Shortly after the Colorado stay-at-home order came, so did the customers, to the point that the store sold out of certain animals and then had a hard time getting them back in stock, she said.
It was crazy then, “but it is still busy, even now,” Morrison said.
And if they did offer dogs, she has no doubt they would have been huge as well.
For Cheryl Munkres, a dog was the pet she needed in 2020.
“I am a single lady and was feeling lonely. I needed something to love and care for,” Munkres wrote in an email.
Simone came into her life on April 1 when Munkres adopted her from Roice-Hurst Humane Society.
“Simone was found wandering the streets of Phoenix and brought here with some other dogs. Luckily for both of us, we found each other,” Munkres wrote. “When I got her, she did not know how to play. Now she wants to play all the time.”
Julie and Todd Boyd also found they needed something positive in their lives when the shutdown happened.
It seemed like everything was being canceled, their 4-year-old son, Lyman, couldn’t go to preschool “and we weren’t even sure it was safe to go to the playground,” Julie Boyd said.
In the meantime, the Delta family missed the two older Corgis they had to say good-bye to in January.
They wanted another Corgi, a breed that is good with kids and “can’t jump out of the yard,” Julie Boyd said. They planned to get a puppy during the summer, but finding themselves stuck at home, they decided to move up the timeline.
Julie Boyd looked for a local Corgi breeder, but no one had puppies available. She finally found a breeder in Wichita Falls, Texas, with one cute pup. “He was the leftover puppy that no one had taken,” she said.
The Boyds just happened to have family traveling through Texas who were able to pick up the puppy and bring him home. They named him Roubideau after Roubideau Canyon, one of their favorite spots.
“He’s just the happiest little dog. Very sweet, gets along with everybody,” Julie Boyd said. “He just kind of cheered everybody up.”
“He still chews up anything he can get, a shoe, a bike seat or a strand of Christmas lights, but really he’s a very good boy and keeps us smiling,” she said.
While some found a new pet to be what they needed during the spring, for others it took a while longer.
For Carol and Jerry Burshek, a new pet was the thing they didn’t know they needed until 2020.
“Both of us are cat people,” Carol Burshek said.
They had a Siamese cat and a Persian cat and were quite satisfied.
Being in their 80s, they were not interested in dogs, much less puppies. Then the pandemic hit, and life became extremely boring, Carol Burshek said.
She also was in a lot of pain because she needed back surgery and elective surgeries were not happening.
“So I had a lot of time to get on my cellphone and Google,” she said. “I had hours and hours to pass.”
Since their kids kept pestering them to get a dog, she
Googled dog breeds and her heart became set on a mini-Aussiedoodle.
“They’re so smart they can do your taxes,” she said.

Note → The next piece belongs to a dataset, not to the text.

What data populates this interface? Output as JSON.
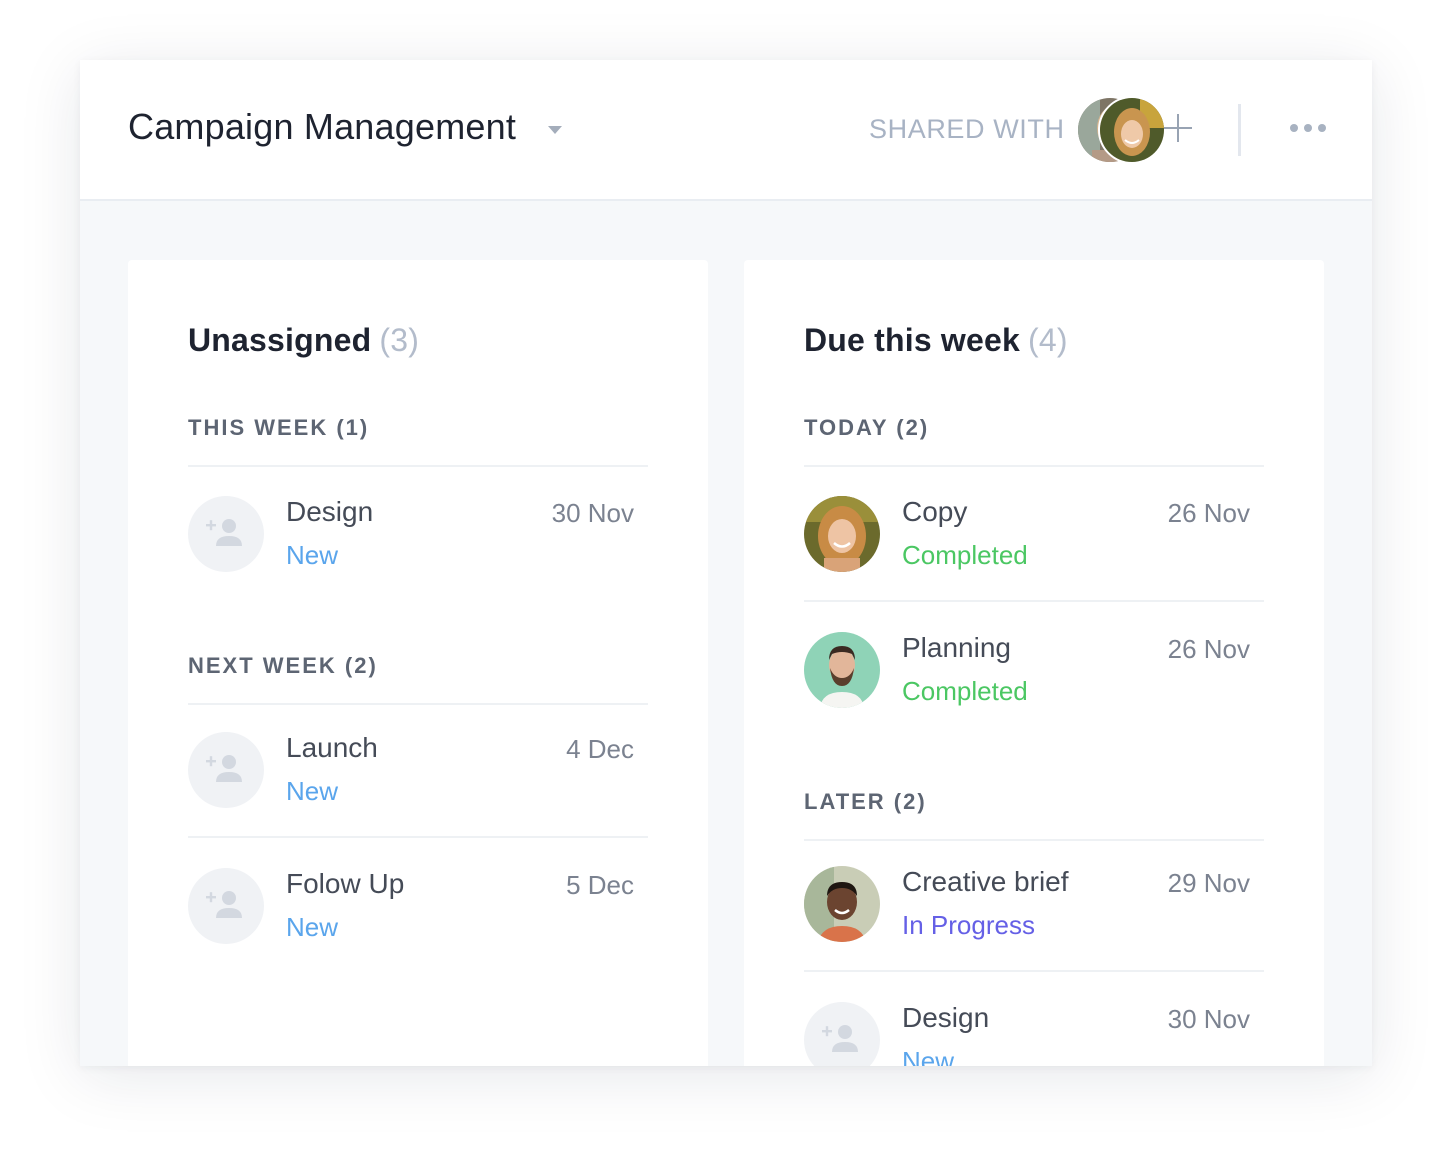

After her surgery and recuperation, she found a breeder and Maggie May came home in September.
Carol Burshek named her after the Rod Stewart song. “You stole my heart, you stole my soul,” she said, repeating the lyrics. “We’re so glad we got a dog, now. She’s so smart she nearly trained herself.”
“We have had some people look at us sort of cross-eyed like, ‘Do you know they live 12 years?’ ” she said.
They do, and their daughter said she would be honored to take Maggie May should anything happen to her parents.
“That clinched it,” Carol Burshek said.
While the Persian isn’t so happy at having a puppy in the house, the Siamese will play and cuddle up with Maggie May.
“She’s just our everything now,” Carol Burshek said.
It is 2020 after all.